Don't forget  that you can make use of the excellent tool Eesti keele süntesaator to get the singular and plural case forms of nouns and the conjugation of verbs [input in their -ma form].

Body Parts

selg, -a 'back' [ill. same as gen.]
kael, -a  'neck' [ill. same as gen.]
jalg, -a 'foot, leg'
pea, pähe 'head'
käsi, kätte 'hand, arm'

Items of Clothing

mantel, mantli 'coat'
jope, - 'jacket'
kampsun, -i 'cardigan, jumper, pull-over'
särk, särgi 'shirt'
sall, -i 'scarf'
müts, -i 'hat'
püksid 'trousers'
kingad 'shoes'
kindad 'gloves'
kleit, kleidi 'dress'
seelik, -u 'skirt'
pluus, -i 'blouse'
sokid 'socks'
sukad 'stockings'


Note that in Estonian we don't use possessive adjectives as we do in English.

Ma panen jope selga 'I am putting on my jacket' [lit. I put the jacket to the back]
Pane jope selga! 'Put on your jacket!' [lit.
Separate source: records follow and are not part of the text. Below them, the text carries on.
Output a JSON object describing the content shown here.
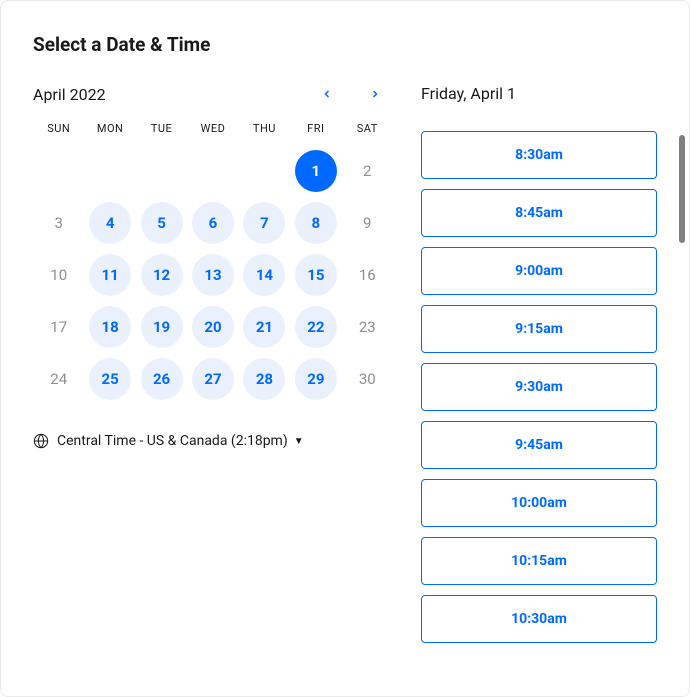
{
  "title": "Select a Date & Time",
  "calendar": {
    "month_label": "April 2022",
    "weekdays": [
      "SUN",
      "MON",
      "TUE",
      "WED",
      "THU",
      "FRI",
      "SAT"
    ],
    "days": [
      {
        "n": "",
        "state": "blank"
      },
      {
        "n": "",
        "state": "blank"
      },
      {
        "n": "",
        "state": "blank"
      },
      {
        "n": "",
        "state": "blank"
      },
      {
        "n": "",
        "state": "blank"
      },
      {
        "n": "1",
        "state": "selected"
      },
      {
        "n": "2",
        "state": "disabled"
      },
      {
        "n": "3",
        "state": "disabled"
      },
      {
        "n": "4",
        "state": "available"
      },
      {
        "n": "5",
        "state": "available"
      },
      {
        "n": "6",
        "state": "available"
      },
      {
        "n": "7",
        "state": "available"
      },
      {
        "n": "8",
        "state": "available"
      },
      {
        "n": "9",
        "state": "disabled"
      },
      {
        "n": "10",
        "state": "disabled"
      },
      {
        "n": "11",
        "state": "available"
      },
      {
        "n": "12",
        "state": "available"
      },
      {
        "n": "13",
        "state": "available"
      },
      {
        "n": "14",
        "state": "available"
      },
      {
        "n": "15",
        "state": "available"
      },
      {
        "n": "16",
        "state": "disabled"
      },
      {
        "n": "17",
        "state": "disabled"
      },
      {
        "n": "18",
        "state": "available"
      },
      {
        "n": "19",
        "state": "available"
      },
      {
        "n": "20",
        "state": "available"
      },
      {
        "n": "21",
        "state": "available"
      },
      {
        "n": "22",
        "state": "available"
      },
      {
        "n": "23",
        "state": "disabled"
      },
      {
        "n": "24",
        "state": "disabled"
      },
      {
        "n": "25",
        "state": "available"
      },
      {
        "n": "26",
        "state": "available"
      },
      {
        "n": "27",
        "state": "available"
      },
      {
        "n": "28",
        "state": "available"
      },
      {
        "n": "29",
        "state": "available"
      },
      {
        "n": "30",
        "state": "disabled"
      }
    ]
  },
  "timezone": {
    "label": "Central Time - US & Canada (2:18pm)"
  },
  "selected_date_label": "Friday, April 1",
  "time_slots": [
    "8:30am",
    "8:45am",
    "9:00am",
    "9:15am",
    "9:30am",
    "9:45am",
    "10:00am",
    "10:15am",
    "10:30am"
  ],
  "colors": {
    "accent": "#0069ff",
    "light_accent": "#eaf1fd"
  }
}
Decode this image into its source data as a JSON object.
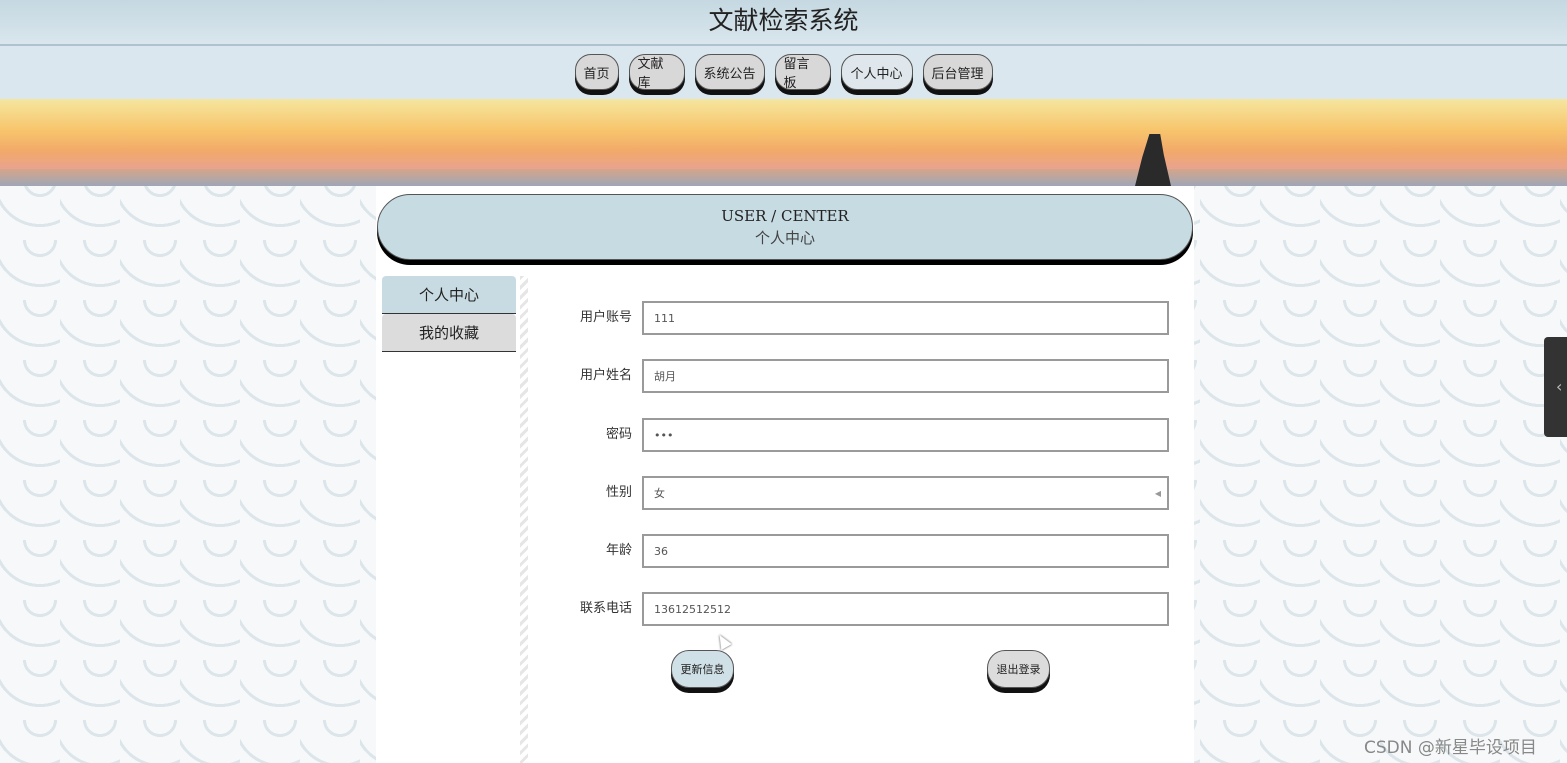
{
  "site": {
    "title": "文献检索系统"
  },
  "nav": {
    "items": [
      {
        "label": "首页"
      },
      {
        "label": "文献库"
      },
      {
        "label": "系统公告"
      },
      {
        "label": "留言板"
      },
      {
        "label": "个人中心"
      },
      {
        "label": "后台管理"
      }
    ],
    "active": "个人中心"
  },
  "center": {
    "en_title": "USER / CENTER",
    "cn_title": "个人中心"
  },
  "sidemenu": {
    "items": [
      {
        "label": "个人中心"
      },
      {
        "label": "我的收藏"
      }
    ]
  },
  "form": {
    "account_label": "用户账号",
    "account_value": "111",
    "name_label": "用户姓名",
    "name_value": "胡月",
    "password_label": "密码",
    "password_value": "•••",
    "gender_label": "性别",
    "gender_value": "女",
    "age_label": "年龄",
    "age_value": "36",
    "phone_label": "联系电话",
    "phone_value": "13612512512",
    "update_label": "更新信息",
    "logout_label": "退出登录"
  },
  "watermark": "CSDN @新星毕设项目"
}
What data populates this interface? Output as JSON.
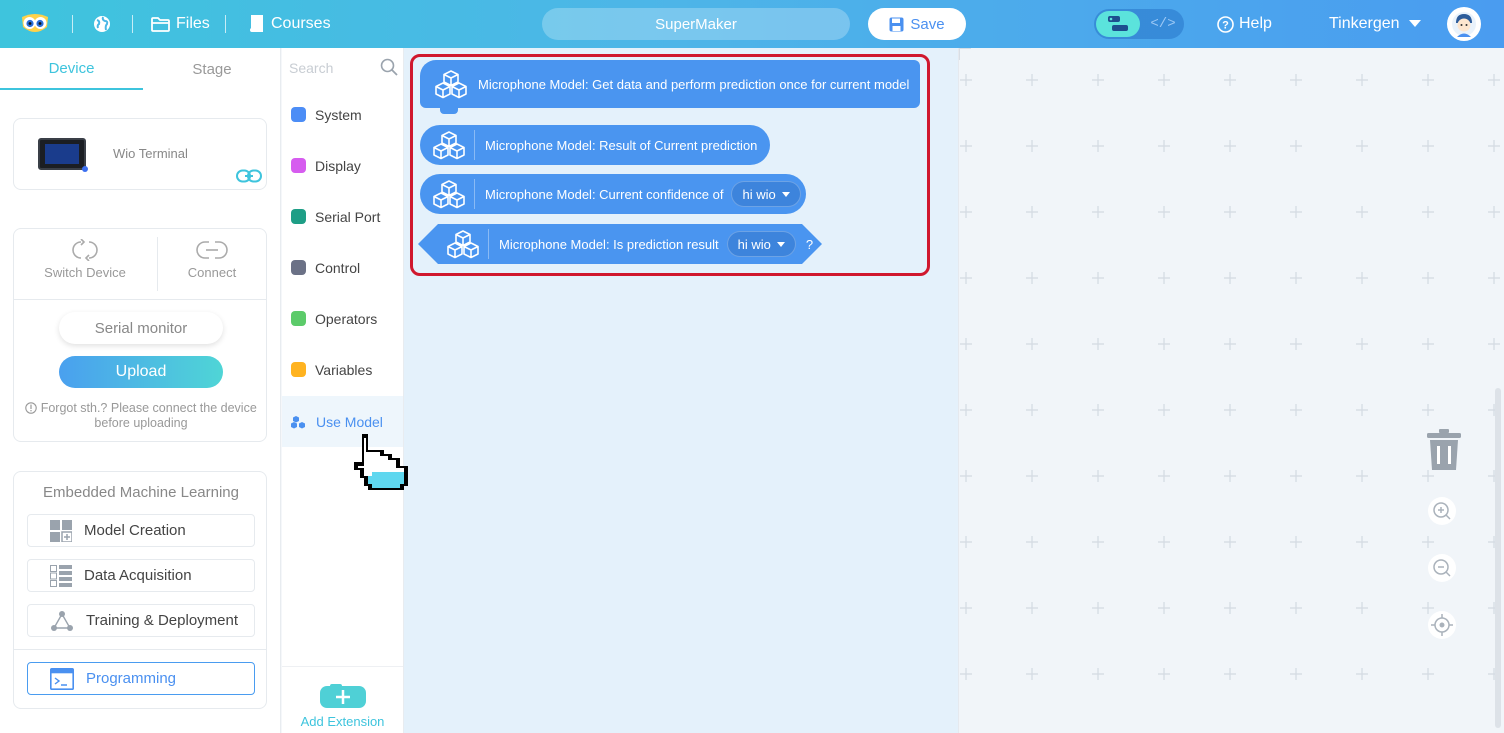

Put the jacket to the back]

Ma panen kampsuni selga. 'I am putting on my jumper'
Pane kiiresti kampsun selga! 'Put on your jumper quickly!'

Me paneme särgid selga 'We are putting on our shirts'
Paneme särgid selga! 'Let's put on our shirts!'

Te panete paksult riidesse 'Ye are getting dressed warmly'

Pange paksult riidesse! '(Ye) get dressed warmly!'

Ta paneb salli kaela 'He is putting on her scarf'
Pane sall kaela! 'Put on your scarf!'

Ta paneb kleidi/ seeliku selga 'She is putting on a dress/ skirt'
Las ta panna kleidi/ seeliku selga 'Let/ Leave her put on her dress/ skirt'

Ta paneb kiiresti sukad jalga 'She is putting on her stockings quickly'
Pane kiiresti sokid jalga 'Put on your socks quickly'

Ma panen kindad kätte 'I am putting on my gloves'
Sa paned kingad jalga 'You are putting on your shoes'

Ta panen mütsi pähe 'He is putting on his hat'
Pane müts pähe! 'Put on your hat!'